Translated by PEN translation award-winner Joachim Neugroschel, "The Metamorphosis, In the Penal Colony, and Other Stories" has garnered critical acclaim and is widely recognized as the preeminent English-language anthology of Kafka's stories. These translations illuminate one of this century's most controversial writers and have made Kafka's work accessible to a whole new generation. This classic collection of forty-one great short works -- including such timeless pieces of modern fiction as "The Judgment" and "The Stoker" -- now includes two new stories, "First Sorrow" and "The Hunger Artist.
About the Author

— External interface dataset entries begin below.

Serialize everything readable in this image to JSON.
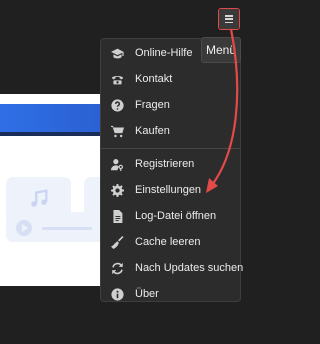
{
  "header": {
    "menu_tooltip": "Menü"
  },
  "menu": {
    "items": [
      {
        "label": "Online-Hilfe",
        "icon": "graduation-cap-icon"
      },
      {
        "label": "Kontakt",
        "icon": "phone-icon"
      },
      {
        "label": "Fragen",
        "icon": "question-circle-icon"
      },
      {
        "label": "Kaufen",
        "icon": "cart-icon"
      },
      {
        "label": "Registrieren",
        "icon": "user-key-icon"
      },
      {
        "label": "Einstellungen",
        "icon": "gear-icon"
      },
      {
        "label": "Log-Datei öffnen",
        "icon": "document-icon"
      },
      {
        "label": "Cache leeren",
        "icon": "broom-icon"
      },
      {
        "label": "Nach Updates suchen",
        "icon": "refresh-icon"
      },
      {
        "label": "Über",
        "icon": "info-icon"
      }
    ]
  },
  "colors": {
    "menu_bg": "#2c2c2c",
    "text": "#ececec",
    "icon": "#cfcfcf",
    "annotation_red": "#e24a4a",
    "app_accent": "#2f6fe6"
  },
  "annotation": {
    "target_item": "Log-Datei öffnen"
  }
}
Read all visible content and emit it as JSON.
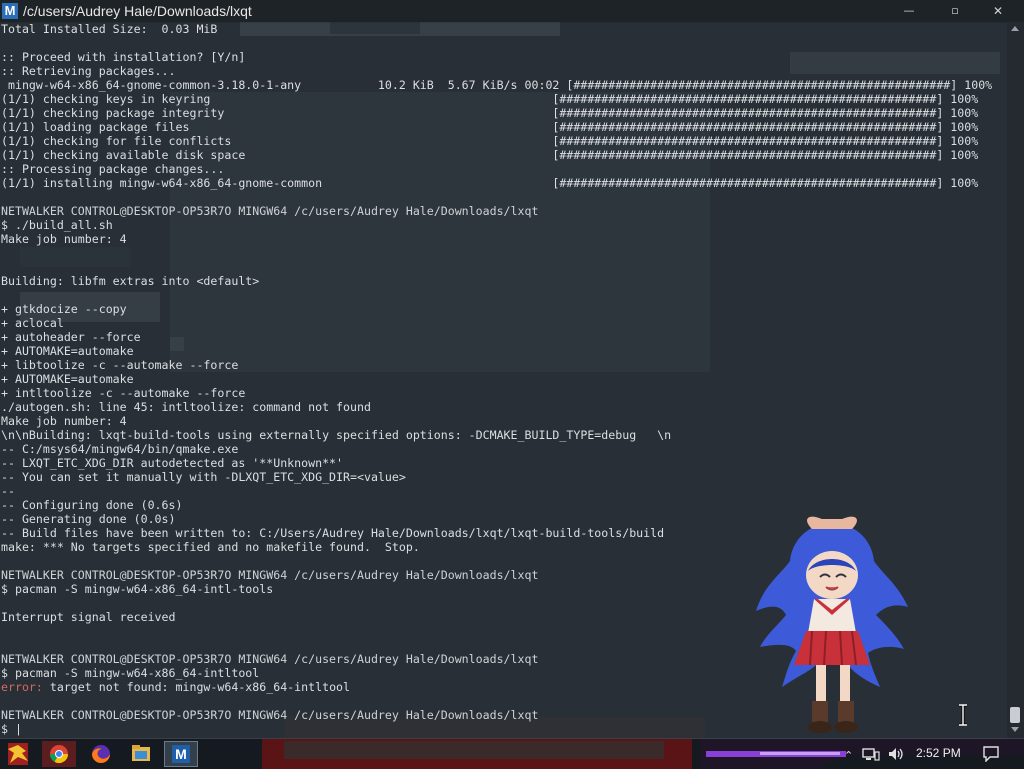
{
  "window": {
    "title": "/c/users/Audrey Hale/Downloads/lxqt",
    "app_icon_letter": "M",
    "controls": {
      "minimize": "—",
      "maximize": "▫",
      "close": "✕"
    }
  },
  "terminal": {
    "lines": [
      {
        "text": "Total Installed Size:  0.03 MiB"
      },
      {
        "text": ""
      },
      {
        "text": ":: Proceed with installation? [Y/n]"
      },
      {
        "text": ":: Retrieving packages..."
      },
      {
        "text": " mingw-w64-x86_64-gnome-common-3.18.0-1-any           10.2 KiB  5.67 KiB/s 00:02 [######################################################] 100%"
      },
      {
        "text": "(1/1) checking keys in keyring                                                 [######################################################] 100%"
      },
      {
        "text": "(1/1) checking package integrity                                               [######################################################] 100%"
      },
      {
        "text": "(1/1) loading package files                                                    [######################################################] 100%"
      },
      {
        "text": "(1/1) checking for file conflicts                                              [######################################################] 100%"
      },
      {
        "text": "(1/1) checking available disk space                                            [######################################################] 100%"
      },
      {
        "text": ":: Processing package changes..."
      },
      {
        "text": "(1/1) installing mingw-w64-x86_64-gnome-common                                 [######################################################] 100%"
      },
      {
        "text": ""
      },
      {
        "text": "NETWALKER CONTROL@DESKTOP-OP53R7O MINGW64 /c/users/Audrey Hale/Downloads/lxqt",
        "kind": "prompt"
      },
      {
        "text": "$ ./build_all.sh"
      },
      {
        "text": "Make job number: 4"
      },
      {
        "text": ""
      },
      {
        "text": ""
      },
      {
        "text": "Building: libfm extras into <default>"
      },
      {
        "text": ""
      },
      {
        "text": "+ gtkdocize --copy"
      },
      {
        "text": "+ aclocal"
      },
      {
        "text": "+ autoheader --force"
      },
      {
        "text": "+ AUTOMAKE=automake"
      },
      {
        "text": "+ libtoolize -c --automake --force"
      },
      {
        "text": "+ AUTOMAKE=automake"
      },
      {
        "text": "+ intltoolize -c --automake --force"
      },
      {
        "text": "./autogen.sh: line 45: intltoolize: command not found"
      },
      {
        "text": "Make job number: 4"
      },
      {
        "text": "\\n\\nBuilding: lxqt-build-tools using externally specified options: -DCMAKE_BUILD_TYPE=debug   \\n"
      },
      {
        "text": "-- C:/msys64/mingw64/bin/qmake.exe"
      },
      {
        "text": "-- LXQT_ETC_XDG_DIR autodetected as '**Unknown**'"
      },
      {
        "text": "-- You can set it manually with -DLXQT_ETC_XDG_DIR=<value>"
      },
      {
        "text": "--"
      },
      {
        "text": "-- Configuring done (0.6s)"
      },
      {
        "text": "-- Generating done (0.0s)"
      },
      {
        "text": "-- Build files have been written to: C:/Users/Audrey Hale/Downloads/lxqt/lxqt-build-tools/build"
      },
      {
        "text": "make: *** No targets specified and no makefile found.  Stop."
      },
      {
        "text": ""
      },
      {
        "text": "NETWALKER CONTROL@DESKTOP-OP53R7O MINGW64 /c/users/Audrey Hale/Downloads/lxqt",
        "kind": "prompt"
      },
      {
        "text": "$ pacman -S mingw-w64-x86_64-intl-tools"
      },
      {
        "text": ""
      },
      {
        "text": "Interrupt signal received"
      },
      {
        "text": ""
      },
      {
        "text": ""
      },
      {
        "text": "NETWALKER CONTROL@DESKTOP-OP53R7O MINGW64 /c/users/Audrey Hale/Downloads/lxqt",
        "kind": "prompt"
      },
      {
        "text": "$ pacman -S mingw-w64-x86_64-intltool"
      },
      {
        "segments": [
          {
            "text": "error:",
            "kind": "err"
          },
          {
            "text": " target not found: mingw-w64-x86_64-intltool"
          }
        ]
      },
      {
        "text": ""
      },
      {
        "text": "NETWALKER CONTROL@DESKTOP-OP53R7O MINGW64 /c/users/Audrey Hale/Downloads/lxqt",
        "kind": "prompt"
      },
      {
        "text": "$ |"
      }
    ]
  },
  "taskbar": {
    "items": [
      {
        "name": "start-button",
        "icon": "start-icon"
      },
      {
        "name": "chrome-task",
        "icon": "chrome-icon"
      },
      {
        "name": "firefox-task",
        "icon": "firefox-icon"
      },
      {
        "name": "explorer-task",
        "icon": "folder-icon"
      },
      {
        "name": "terminal-task",
        "icon": "msys-terminal-icon",
        "letter": "M"
      }
    ],
    "tray": {
      "chevron": "⌃",
      "clock": "2:52 PM"
    }
  },
  "colors": {
    "terminal_bg": "#2b323a",
    "terminal_fg": "#dcdfe2",
    "error": "#d26a5e",
    "taskbar_bg": "#141a20",
    "taskbar_accent": "#8a3fd6"
  }
}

Franz Kafka was born to Jewish parents in Bohemia in 1883. Kafka's father was a luxury goods retailer who worked long hours and as a result never became close with his son. Kafka's relationship with his father greatly influenced his later writing and directly informed his Brief an den Vater (Letter to His Father). Kafka had a thorough education and was fluent in both German and Czech. As a young man, he was hired to work at an insurance company where he was quickly promoted despite his desire to devote his time to writing rather than insurance. Over the course of his life, Kafka wrote a great number of stories, letters, and essays, but burned the majority of his work before his death and requested that his friend Max Brod burn the rest. Brod, however, did not fulfill this request and published many of the works in the years following Kafka's death of tuberculosis in 1924. Thus, most of Kafka's works were published posthumously, and he did not live to see them recognized as some of the most important examples of literature of the twentieth century. Kafka's works are considered among the most significant pieces of existentialist writing, and he is remembered for his poignant depictions of internal conflicts with alienation and oppression. Some of Kafka's most famous works include The Metamorphosis, The Trial and The Castle.
Neugroschel has won three PEN translation prizes, the French-American Foundation Translation Prize, and has translated more than 170 books. He has been awarded grants from the NEA and the Guggenheim Foundation.
author of Shakespeare: The Invention of the Human
Joachim Neugroschel's version is an advance over previous translations of Kafka into English.
In Neugroschel's version we see more of Kafka's meaning, his unexpected comedy....In this version, we have for the first time the sense of understanding Kafka's complexity and where it might lead us.
author of K: A Biography of Kafka and Proust
Joachim Neugroschel has provided something that was badly needed -- an accurate translation of Kafka's stories into English. Kafka is difficult to translate, and the version we all know -- by Edwin and Willa Muir -- is full of mistakes. Neugroschel's translation is much closer to Kafka's German.
In Kafka, I have found a portion of my own experience of the world, of myself, and of my way of being in the world.